If you are not a software developer, you might have heard the term Scrum but are not sure what it refers to. As a term it's hardly self-explanatory. The ironic part is that, without realising it, you have more than likely been employing the methods of Scrum for a large portion of your working life. Whether it's submitting a weekly report, organising project schedules, or having a brainstorming session, all draw at least in part on the Scrum methodology. ScrumMaster certification, the training program derived from it, is also highly popular at all levels in a business. Once the methodology has been learned, it can be applied swiftly and is fairly intuitive to understand.
In a nutshell, Scrum is a management and control process that allows for the removal of complexity in complex software production. This is built on effective team collaboration, empiricism, adaptability and sustainability throughout the production process.
Once a project is conceived, the Scrum method can be applied at every stage. Unlike other methods, Scrum focuses on objective-based production processes, rather than tasks, allowing for a more creative approach to problem-solving. This empirical approach accepts the ever-changing and unpredictable nature of software development, allowing for greater flexibility and creative scope when formulating tasks for your team.
Imagine, for example, that you are a developer who is designing a simple enough video game. Whether you know about the design processes involved or not, you would imagine it's a fairly complicated process, involving not just your team, but several others. Graphical interfaces, narratives, music - all the elements that make up the game must be integrated as one. Rather than pose a set of tasks to be completed in sequence by each team, Scrum would suggest presenting every team with a set of objectives they can work towards together. Tasks can then be adapted for each team to suit that objective. This kind of thinking has had lasting effects for business and how complex issues are dealt with.
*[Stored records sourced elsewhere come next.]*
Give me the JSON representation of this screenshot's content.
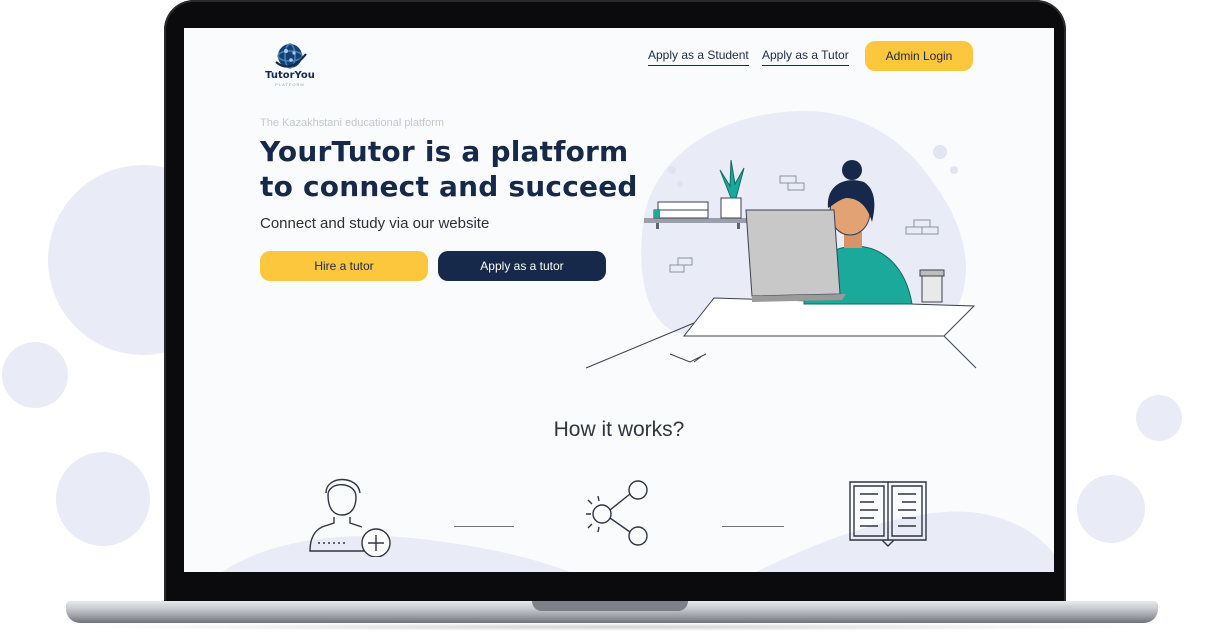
{
  "logo": {
    "name": "TutorYou",
    "sub": "PLATFORM"
  },
  "nav": {
    "student_link": "Apply as a Student",
    "tutor_link": "Apply as a Tutor",
    "admin_button": "Admin Login"
  },
  "hero": {
    "eyebrow": "The Kazakhstani educational platform",
    "title_line1": "YourTutor is a platform",
    "title_line2": "to connect and succeed",
    "subtitle": "Connect and study via our website",
    "hire_button": "Hire a tutor",
    "apply_button": "Apply as a tutor"
  },
  "how": {
    "title": "How it works?",
    "steps": [
      {
        "icon": "add-user-icon"
      },
      {
        "icon": "share-icon"
      },
      {
        "icon": "open-book-icon"
      }
    ]
  },
  "colors": {
    "accent_yellow": "#fcc63d",
    "navy": "#16294a",
    "blob": "#e9ecf6",
    "teal": "#1aa99b"
  }
}
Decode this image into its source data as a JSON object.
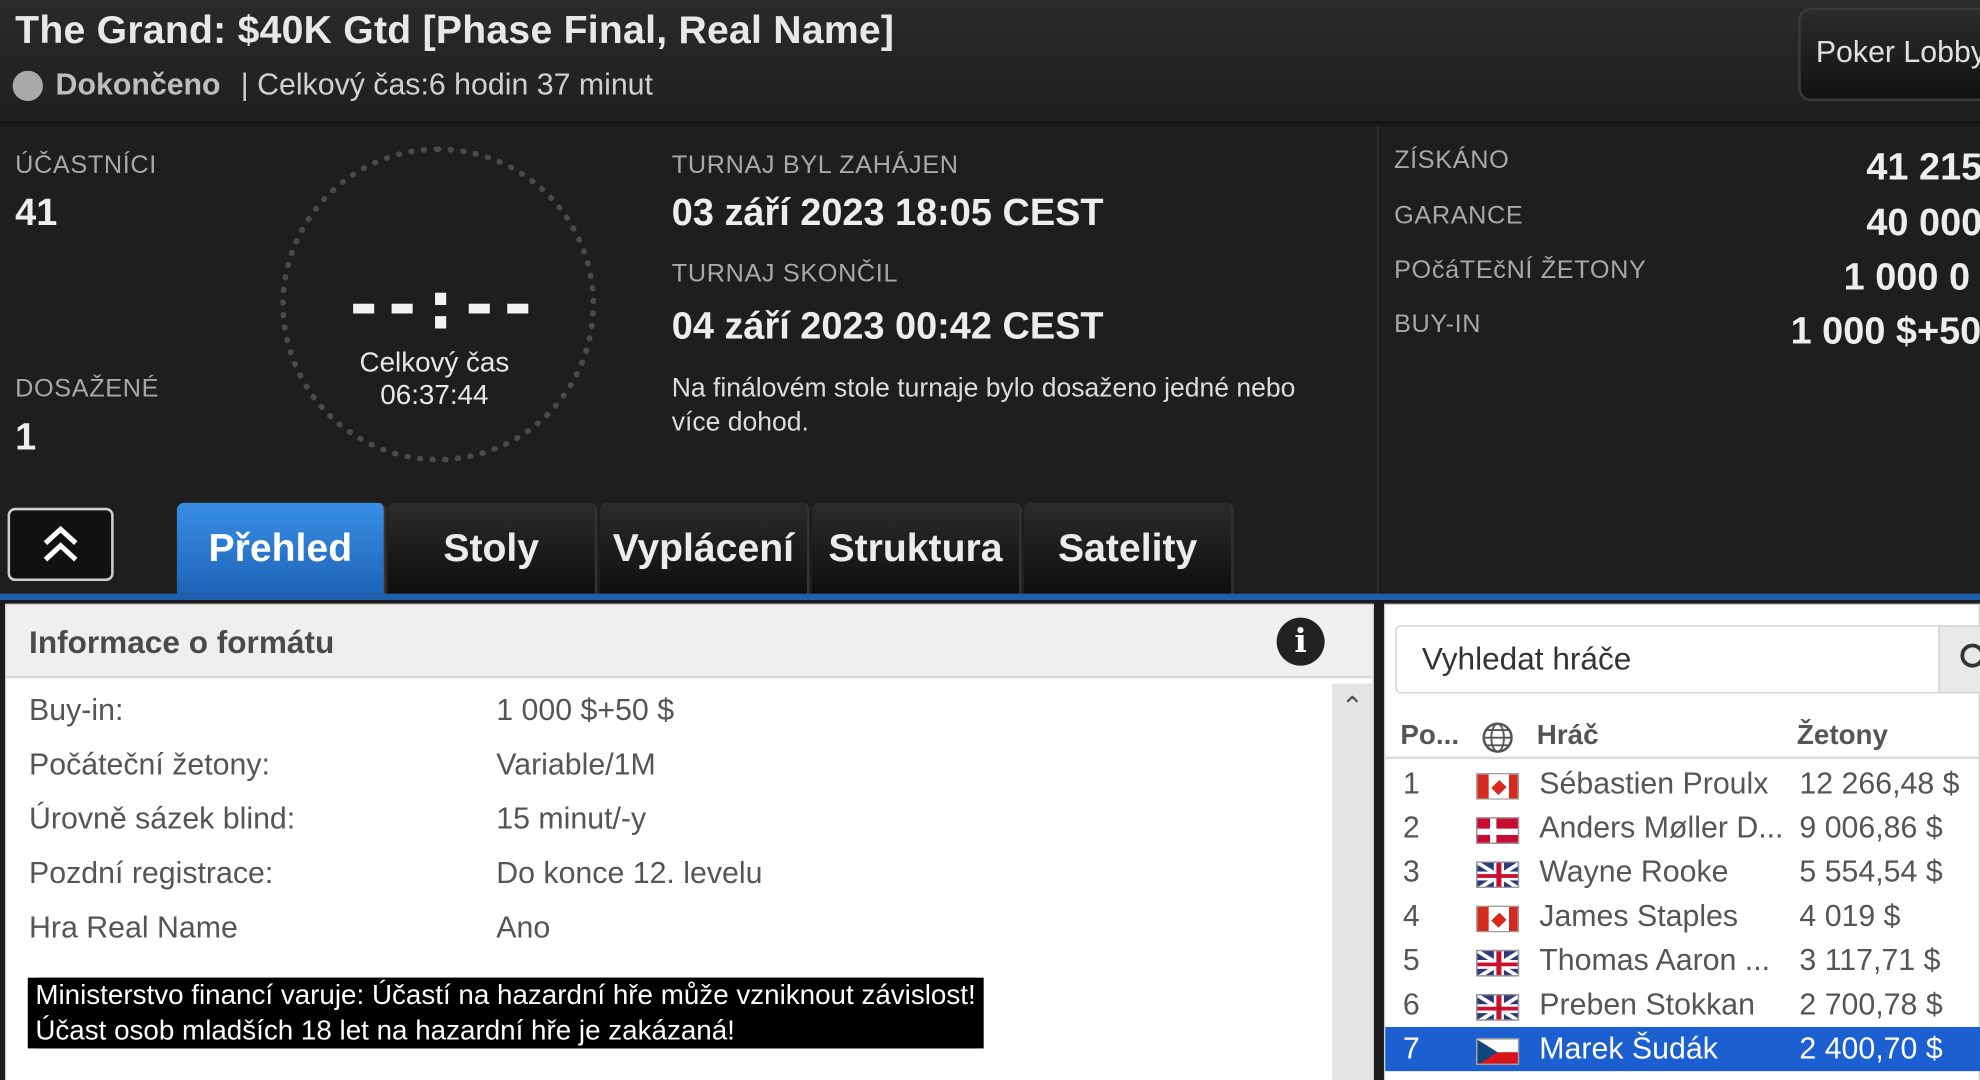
{
  "header": {
    "title": "The Grand: $40K Gtd [Phase Final, Real Name]",
    "status": "Dokončeno",
    "total_time_text": "| Celkový čas:6 hodin  37 minut",
    "lobby_button": "Poker Lobby"
  },
  "stats": {
    "participants_label": "ÚČASTNÍCI",
    "participants_value": "41",
    "reached_label": "DOSAŽENÉ",
    "reached_value": "1",
    "clock_digits": "--:--",
    "clock_label": "Celkový čas",
    "clock_time": "06:37:44",
    "started_label": "TURNAJ BYL ZAHáJEN",
    "started_value": "03 září 2023  18:05 CEST",
    "ended_label": "TURNAJ SKONčIL",
    "ended_value": "04 září 2023  00:42 CEST",
    "note": "Na finálovém stole turnaje bylo dosaženo jedné nebo více dohod."
  },
  "prize": {
    "won_label": "ZÍSKÁNO",
    "won_value": "41 215",
    "guarantee_label": "GARANCE",
    "guarantee_value": "40 000",
    "chips_label": "POčáTEčNÍ ŽETONY",
    "chips_value": "1 000 0",
    "buyin_label": "BUY-IN",
    "buyin_value": "1 000 $+50"
  },
  "tabs": [
    "Přehled",
    "Stoly",
    "Vyplácení",
    "Struktura",
    "Satelity"
  ],
  "format": {
    "title": "Informace o formátu",
    "rows": [
      {
        "label": "Buy-in:",
        "value": "1 000 $+50 $"
      },
      {
        "label": "Počáteční žetony:",
        "value": "Variable/1M"
      },
      {
        "label": "Úrovně sázek blind:",
        "value": "15 minut/-y"
      },
      {
        "label": "Pozdní registrace:",
        "value": "Do konce 12. levelu"
      },
      {
        "label": "Hra Real Name",
        "value": "Ano"
      }
    ]
  },
  "warning": {
    "line1": "Ministerstvo financí varuje: Účastí na hazardní hře může vzniknout závislost!",
    "line2": "Účast osob mladších 18 let na hazardní hře je zakázaná!"
  },
  "players": {
    "search_placeholder": "Vyhledat hráče",
    "col_pos": "Po...",
    "col_player": "Hráč",
    "col_chips": "Žetony",
    "rows": [
      {
        "pos": "1",
        "flag": "ca",
        "name": "Sébastien Proulx",
        "chips": "12 266,48 $"
      },
      {
        "pos": "2",
        "flag": "dk",
        "name": "Anders Møller D...",
        "chips": "9 006,86 $"
      },
      {
        "pos": "3",
        "flag": "gb",
        "name": "Wayne Rooke",
        "chips": "5 554,54 $"
      },
      {
        "pos": "4",
        "flag": "ca",
        "name": "James Staples",
        "chips": "4 019 $"
      },
      {
        "pos": "5",
        "flag": "gb",
        "name": "Thomas Aaron ...",
        "chips": "3 117,71 $"
      },
      {
        "pos": "6",
        "flag": "gb",
        "name": "Preben Stokkan",
        "chips": "2 700,78 $"
      },
      {
        "pos": "7",
        "flag": "cz",
        "name": "Marek Šudák",
        "chips": "2 400,70 $"
      }
    ],
    "selected_index": 6
  }
}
The method was originally conceived by Jeff Sutherland and Ken Schwaber in the early ‘90s in response to a groundbreaking 1986 paper by Nonaka and Takeuchi in which the metaphor of a rugby scrum was used to symbolise the chaotic yet adaptive nature of the production process. It replaced the so-called ‘waterfall’ method in which tasks were conceived of as a sequential set, completed one after the other. Although this is a viable approach in other areas, for complex software it is better to design tasks to suit an ever-shifting set of objectives. That way, whatever obstacle emerges, the production process will remain steady.
As a general working method, its versatility has seen it spread to areas beyond software development including manufacturing, marketing and education. A Certified ScrumMaster program was launched by Ken Schwaber in 2002 to help demonstrate the business value of Scrum. Over 1,000 books have been published on the subject, as well as several guides as recently as 2013. It continues to remain the dominant methodology within software development.